==== Extracted records ====

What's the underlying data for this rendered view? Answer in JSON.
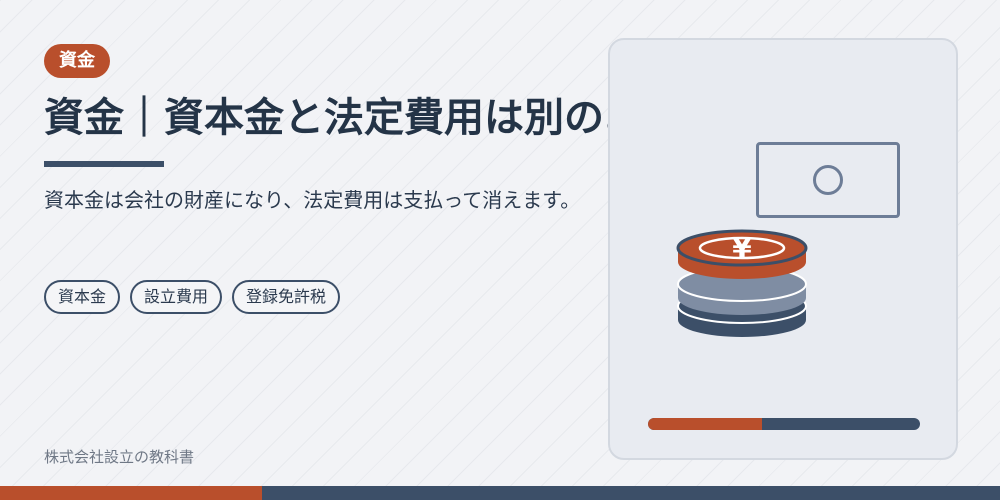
{
  "badge": "資金",
  "title": "資金｜資本金と法定費用は別のお金",
  "description": "資本金は会社の財産になり、法定費用は支払って消えます。",
  "tags": [
    "資本金",
    "設立費用",
    "登録免許税"
  ],
  "footer": "株式会社設立の教科書",
  "coin_symbol": "¥",
  "progress": 0.42,
  "colors": {
    "accent": "#b94f2c",
    "navy": "#3c4f68",
    "slate": "#7f8da3",
    "background": "#f2f3f6"
  },
  "icons": [
    "banknote-icon",
    "coin-stack-icon"
  ]
}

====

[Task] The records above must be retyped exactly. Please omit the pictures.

[Written solution]
What's the underlying data for this rendered view? Answer in JSON.
{
  "badge": "資金",
  "title": "資金｜資本金と法定費用は別のお金",
  "description": "資本金は会社の財産になり、法定費用は支払って消えます。",
  "tags": [
    "資本金",
    "設立費用",
    "登録免許税"
  ],
  "footer": "株式会社設立の教科書",
  "coin_symbol": "¥",
  "progress": 0.42,
  "colors": {
    "accent": "#b94f2c",
    "navy": "#3c4f68",
    "slate": "#7f8da3",
    "background": "#f2f3f6"
  },
  "icons": [
    "banknote-icon",
    "coin-stack-icon"
  ]
}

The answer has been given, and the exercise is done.